Exercise: Whatever pictures appear, omit them, and repeat the data below exactly.

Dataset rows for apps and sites

======

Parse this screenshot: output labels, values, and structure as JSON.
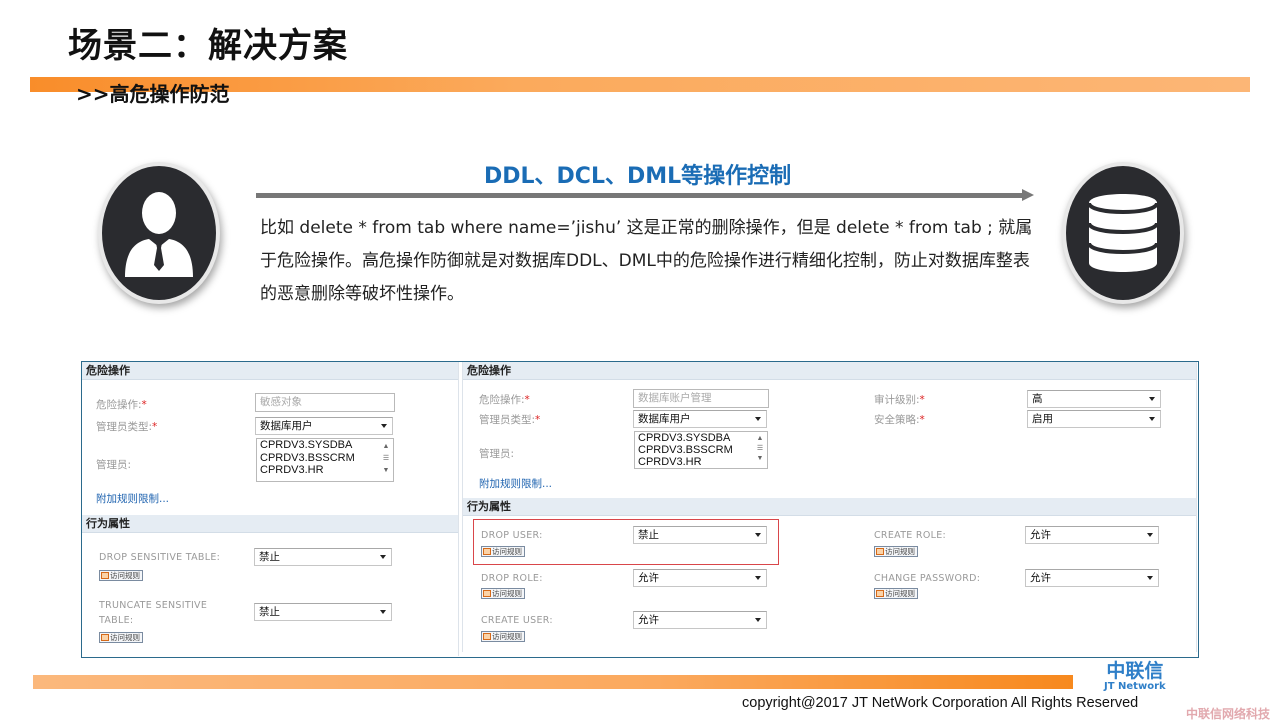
{
  "slide": {
    "title": "场景二：解决方案",
    "subtitle": ">>高危操作防范",
    "flow_title": "DDL、DCL、DML等操作控制",
    "description": "比如 delete * from tab where name=’jishu’ 这是正常的删除操作，但是 delete * from tab ; 就属于危险操作。高危操作防御就是对数据库DDL、DML中的危险操作进行精细化控制，防止对数据库整表的恶意删除等破坏性操作。",
    "left_icon": "user-icon",
    "right_icon": "database-icon"
  },
  "left_panel": {
    "section1_title": "危险操作",
    "fields": {
      "danger_op_label": "危险操作:",
      "danger_op_placeholder": "敏感对象",
      "admin_type_label": "管理员类型:",
      "admin_type_value": "数据库用户",
      "admin_label": "管理员:",
      "admin_options": [
        "CPRDV3.SYSDBA",
        "CPRDV3.BSSCRM",
        "CPRDV3.HR"
      ]
    },
    "extra_rule_link": "附加规则限制...",
    "section2_title": "行为属性",
    "behaviors": [
      {
        "label": "DROP SENSITIVE TABLE:",
        "value": "禁止",
        "rule_button": "访问规则"
      },
      {
        "label": "TRUNCATE SENSITIVE TABLE:",
        "value": "禁止",
        "rule_button": "访问规则"
      }
    ]
  },
  "right_panel": {
    "section1_title": "危险操作",
    "fields": {
      "danger_op_label": "危险操作:",
      "danger_op_value": "数据库账户管理",
      "admin_type_label": "管理员类型:",
      "admin_type_value": "数据库用户",
      "admin_label": "管理员:",
      "admin_options": [
        "CPRDV3.SYSDBA",
        "CPRDV3.BSSCRM",
        "CPRDV3.HR"
      ],
      "audit_level_label": "审计级别:",
      "audit_level_value": "高",
      "security_policy_label": "安全策略:",
      "security_policy_value": "启用"
    },
    "extra_rule_link": "附加规则限制...",
    "section2_title": "行为属性",
    "behaviors": [
      {
        "label": "DROP USER:",
        "value": "禁止",
        "rule_button": "访问规则",
        "highlighted": true
      },
      {
        "label": "DROP ROLE:",
        "value": "允许",
        "rule_button": "访问规则"
      },
      {
        "label": "CREATE USER:",
        "value": "允许",
        "rule_button": "访问规则"
      },
      {
        "label": "CREATE ROLE:",
        "value": "允许",
        "rule_button": "访问规则"
      },
      {
        "label": "CHANGE PASSWORD:",
        "value": "允许",
        "rule_button": "访问规则"
      }
    ]
  },
  "footer": {
    "logo_cn": "中联信",
    "logo_en": "JT Network",
    "copyright": "copyright@2017  JT NetWork Corporation All Rights Reserved",
    "watermark": "中联信网络科技"
  },
  "colors": {
    "accent_orange": "#f98d2a",
    "title_blue": "#1a6cb5",
    "highlight_red": "#d9464a",
    "link_blue": "#2064b0"
  }
}
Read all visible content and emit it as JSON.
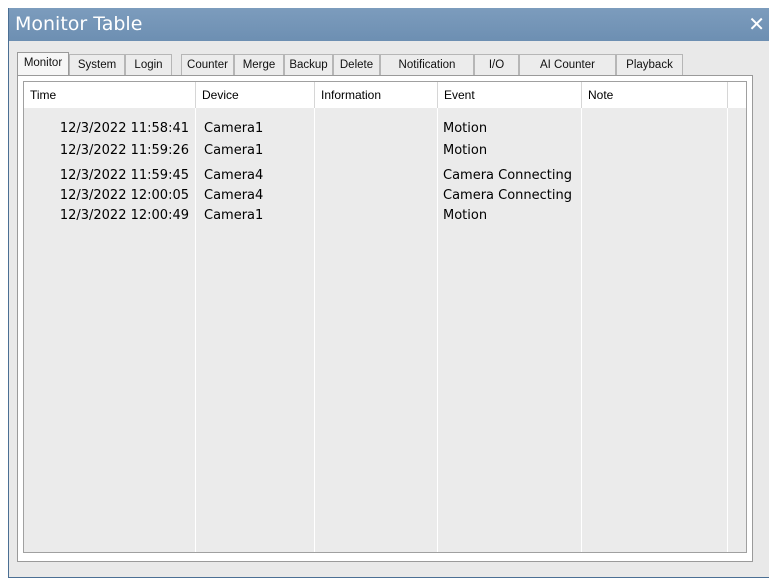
{
  "window": {
    "title": "Monitor Table",
    "close_glyph": "✕"
  },
  "tabs": [
    "Monitor",
    "System",
    "Login",
    "Counter",
    "Merge",
    "Backup",
    "Delete",
    "Notification",
    "I/O",
    "AI Counter",
    "Playback"
  ],
  "active_tab": "Monitor",
  "table": {
    "columns": [
      "Time",
      "Device",
      "Information",
      "Event",
      "Note"
    ],
    "rows": [
      [
        "12/3/2022 11:58:41",
        "Camera1",
        "",
        "Motion",
        ""
      ],
      [
        "12/3/2022 11:59:26",
        "Camera1",
        "",
        "Motion",
        ""
      ],
      [
        "12/3/2022 11:59:45",
        "Camera4",
        "",
        "Camera Connecting",
        ""
      ],
      [
        "12/3/2022 12:00:05",
        "Camera4",
        "",
        "Camera Connecting",
        ""
      ],
      [
        "12/3/2022 12:00:49",
        "Camera1",
        "",
        "Motion",
        ""
      ]
    ]
  }
}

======

Answer for the task:
Parse this screenshot: output labels, values, and structure as JSON.
{
  "slide": {
    "title": "场景二：解决方案",
    "subtitle": ">>高危操作防范",
    "flow_title": "DDL、DCL、DML等操作控制",
    "description": "比如 delete * from tab where name=’jishu’ 这是正常的删除操作，但是 delete * from tab ; 就属于危险操作。高危操作防御就是对数据库DDL、DML中的危险操作进行精细化控制，防止对数据库整表的恶意删除等破坏性操作。",
    "left_icon": "user-icon",
    "right_icon": "database-icon"
  },
  "left_panel": {
    "section1_title": "危险操作",
    "fields": {
      "danger_op_label": "危险操作:",
      "danger_op_placeholder": "敏感对象",
      "admin_type_label": "管理员类型:",
      "admin_type_value": "数据库用户",
      "admin_label": "管理员:",
      "admin_options": [
        "CPRDV3.SYSDBA",
        "CPRDV3.BSSCRM",
        "CPRDV3.HR"
      ]
    },
    "extra_rule_link": "附加规则限制...",
    "section2_title": "行为属性",
    "behaviors": [
      {
        "label": "DROP SENSITIVE TABLE:",
        "value": "禁止",
        "rule_button": "访问规则"
      },
      {
        "label": "TRUNCATE SENSITIVE TABLE:",
        "value": "禁止",
        "rule_button": "访问规则"
      }
    ]
  },
  "right_panel": {
    "section1_title": "危险操作",
    "fields": {
      "danger_op_label": "危险操作:",
      "danger_op_value": "数据库账户管理",
      "admin_type_label": "管理员类型:",
      "admin_type_value": "数据库用户",
      "admin_label": "管理员:",
      "admin_options": [
        "CPRDV3.SYSDBA",
        "CPRDV3.BSSCRM",
        "CPRDV3.HR"
      ],
      "audit_level_label": "审计级别:",
      "audit_level_value": "高",
      "security_policy_label": "安全策略:",
      "security_policy_value": "启用"
    },
    "extra_rule_link": "附加规则限制...",
    "section2_title": "行为属性",
    "behaviors": [
      {
        "label": "DROP USER:",
        "value": "禁止",
        "rule_button": "访问规则",
        "highlighted": true
      },
      {
        "label": "DROP ROLE:",
        "value": "允许",
        "rule_button": "访问规则"
      },
      {
        "label": "CREATE USER:",
        "value": "允许",
        "rule_button": "访问规则"
      },
      {
        "label": "CREATE ROLE:",
        "value": "允许",
        "rule_button": "访问规则"
      },
      {
        "label": "CHANGE PASSWORD:",
        "value": "允许",
        "rule_button": "访问规则"
      }
    ]
  },
  "footer": {
    "logo_cn": "中联信",
    "logo_en": "JT Network",
    "copyright": "copyright@2017  JT NetWork Corporation All Rights Reserved",
    "watermark": "中联信网络科技"
  },
  "colors": {
    "accent_orange": "#f98d2a",
    "title_blue": "#1a6cb5",
    "highlight_red": "#d9464a",
    "link_blue": "#2064b0"
  }
}
Read all visible content and emit it as JSON.
{
  "window": {
    "title": "Monitor Table",
    "close_glyph": "✕"
  },
  "tabs": [
    "Monitor",
    "System",
    "Login",
    "Counter",
    "Merge",
    "Backup",
    "Delete",
    "Notification",
    "I/O",
    "AI Counter",
    "Playback"
  ],
  "active_tab": "Monitor",
  "table": {
    "columns": [
      "Time",
      "Device",
      "Information",
      "Event",
      "Note"
    ],
    "rows": [
      [
        "12/3/2022 11:58:41",
        "Camera1",
        "",
        "Motion",
        ""
      ],
      [
        "12/3/2022 11:59:26",
        "Camera1",
        "",
        "Motion",
        ""
      ],
      [
        "12/3/2022 11:59:45",
        "Camera4",
        "",
        "Camera Connecting",
        ""
      ],
      [
        "12/3/2022 12:00:05",
        "Camera4",
        "",
        "Camera Connecting",
        ""
      ],
      [
        "12/3/2022 12:00:49",
        "Camera1",
        "",
        "Motion",
        ""
      ]
    ]
  }
}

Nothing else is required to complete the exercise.